Required action — Reproduce the listing word for word, leaving every picture behind.

Task data —
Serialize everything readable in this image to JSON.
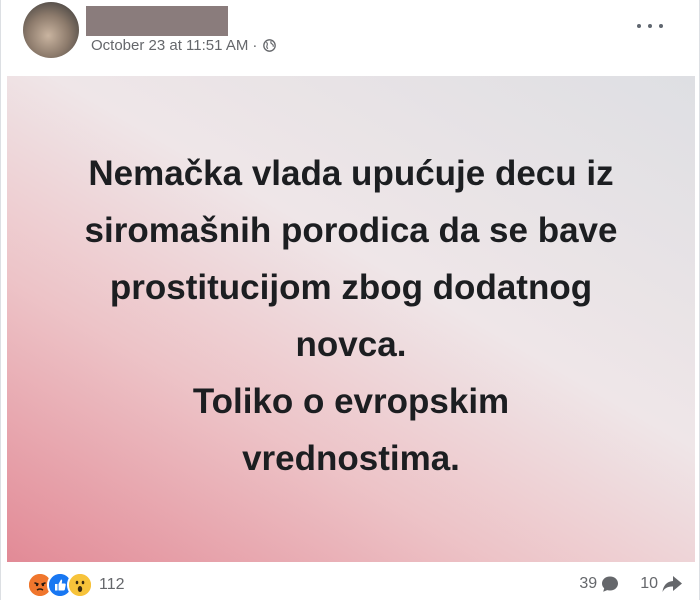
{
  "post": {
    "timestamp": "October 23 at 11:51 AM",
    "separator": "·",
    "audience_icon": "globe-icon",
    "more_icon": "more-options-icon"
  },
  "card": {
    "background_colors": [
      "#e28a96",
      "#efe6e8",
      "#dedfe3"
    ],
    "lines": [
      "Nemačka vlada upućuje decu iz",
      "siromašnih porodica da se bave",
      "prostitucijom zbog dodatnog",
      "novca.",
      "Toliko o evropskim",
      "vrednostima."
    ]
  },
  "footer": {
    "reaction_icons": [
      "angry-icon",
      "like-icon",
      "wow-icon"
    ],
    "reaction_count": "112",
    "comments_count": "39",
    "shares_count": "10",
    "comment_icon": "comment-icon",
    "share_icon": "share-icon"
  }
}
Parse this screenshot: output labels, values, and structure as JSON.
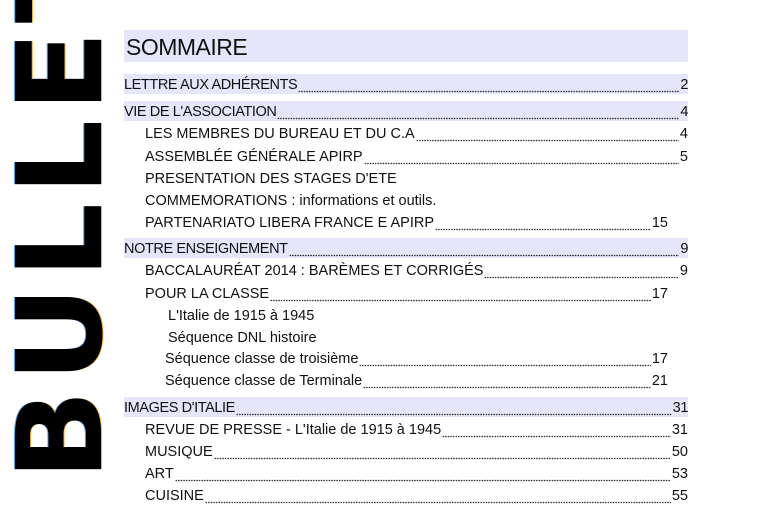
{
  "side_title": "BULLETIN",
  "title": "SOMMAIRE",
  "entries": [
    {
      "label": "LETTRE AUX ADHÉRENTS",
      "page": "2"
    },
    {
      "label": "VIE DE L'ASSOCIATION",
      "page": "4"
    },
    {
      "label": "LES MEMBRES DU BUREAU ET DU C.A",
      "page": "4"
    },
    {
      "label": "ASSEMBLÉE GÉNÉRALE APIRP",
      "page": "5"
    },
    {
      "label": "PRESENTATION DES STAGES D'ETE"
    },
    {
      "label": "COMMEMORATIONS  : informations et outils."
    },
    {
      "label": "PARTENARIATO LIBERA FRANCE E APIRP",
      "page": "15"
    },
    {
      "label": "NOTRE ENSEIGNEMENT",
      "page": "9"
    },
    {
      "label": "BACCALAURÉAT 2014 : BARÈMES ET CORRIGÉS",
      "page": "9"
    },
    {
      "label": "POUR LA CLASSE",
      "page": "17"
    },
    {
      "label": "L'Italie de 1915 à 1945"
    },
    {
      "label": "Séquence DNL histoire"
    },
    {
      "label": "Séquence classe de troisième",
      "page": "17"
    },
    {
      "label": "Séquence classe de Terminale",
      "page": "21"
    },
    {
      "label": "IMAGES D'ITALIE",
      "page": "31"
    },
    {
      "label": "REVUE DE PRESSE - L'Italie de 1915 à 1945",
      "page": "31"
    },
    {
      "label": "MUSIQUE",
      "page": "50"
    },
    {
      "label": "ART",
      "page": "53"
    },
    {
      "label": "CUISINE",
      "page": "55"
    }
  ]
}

Solution to this problem —
Serialize everything readable in this image to JSON.
{
  "post": {
    "timestamp": "October 23 at 11:51 AM",
    "separator": "·",
    "audience_icon": "globe-icon",
    "more_icon": "more-options-icon"
  },
  "card": {
    "background_colors": [
      "#e28a96",
      "#efe6e8",
      "#dedfe3"
    ],
    "lines": [
      "Nemačka vlada upućuje decu iz",
      "siromašnih porodica da se bave",
      "prostitucijom zbog dodatnog",
      "novca.",
      "Toliko o evropskim",
      "vrednostima."
    ]
  },
  "footer": {
    "reaction_icons": [
      "angry-icon",
      "like-icon",
      "wow-icon"
    ],
    "reaction_count": "112",
    "comments_count": "39",
    "shares_count": "10",
    "comment_icon": "comment-icon",
    "share_icon": "share-icon"
  }
}
Parse this screenshot: output labels, values, and structure as JSON.
{
  "side_title": "BULLETIN",
  "title": "SOMMAIRE",
  "entries": [
    {
      "label": "LETTRE AUX ADHÉRENTS",
      "page": "2"
    },
    {
      "label": "VIE DE L'ASSOCIATION",
      "page": "4"
    },
    {
      "label": "LES MEMBRES DU BUREAU ET DU C.A",
      "page": "4"
    },
    {
      "label": "ASSEMBLÉE GÉNÉRALE APIRP",
      "page": "5"
    },
    {
      "label": "PRESENTATION DES STAGES D'ETE"
    },
    {
      "label": "COMMEMORATIONS  : informations et outils."
    },
    {
      "label": "PARTENARIATO LIBERA FRANCE E APIRP",
      "page": "15"
    },
    {
      "label": "NOTRE ENSEIGNEMENT",
      "page": "9"
    },
    {
      "label": "BACCALAURÉAT 2014 : BARÈMES ET CORRIGÉS",
      "page": "9"
    },
    {
      "label": "POUR LA CLASSE",
      "page": "17"
    },
    {
      "label": "L'Italie de 1915 à 1945"
    },
    {
      "label": "Séquence DNL histoire"
    },
    {
      "label": "Séquence classe de troisième",
      "page": "17"
    },
    {
      "label": "Séquence classe de Terminale",
      "page": "21"
    },
    {
      "label": "IMAGES D'ITALIE",
      "page": "31"
    },
    {
      "label": "REVUE DE PRESSE - L'Italie de 1915 à 1945",
      "page": "31"
    },
    {
      "label": "MUSIQUE",
      "page": "50"
    },
    {
      "label": "ART",
      "page": "53"
    },
    {
      "label": "CUISINE",
      "page": "55"
    }
  ]
}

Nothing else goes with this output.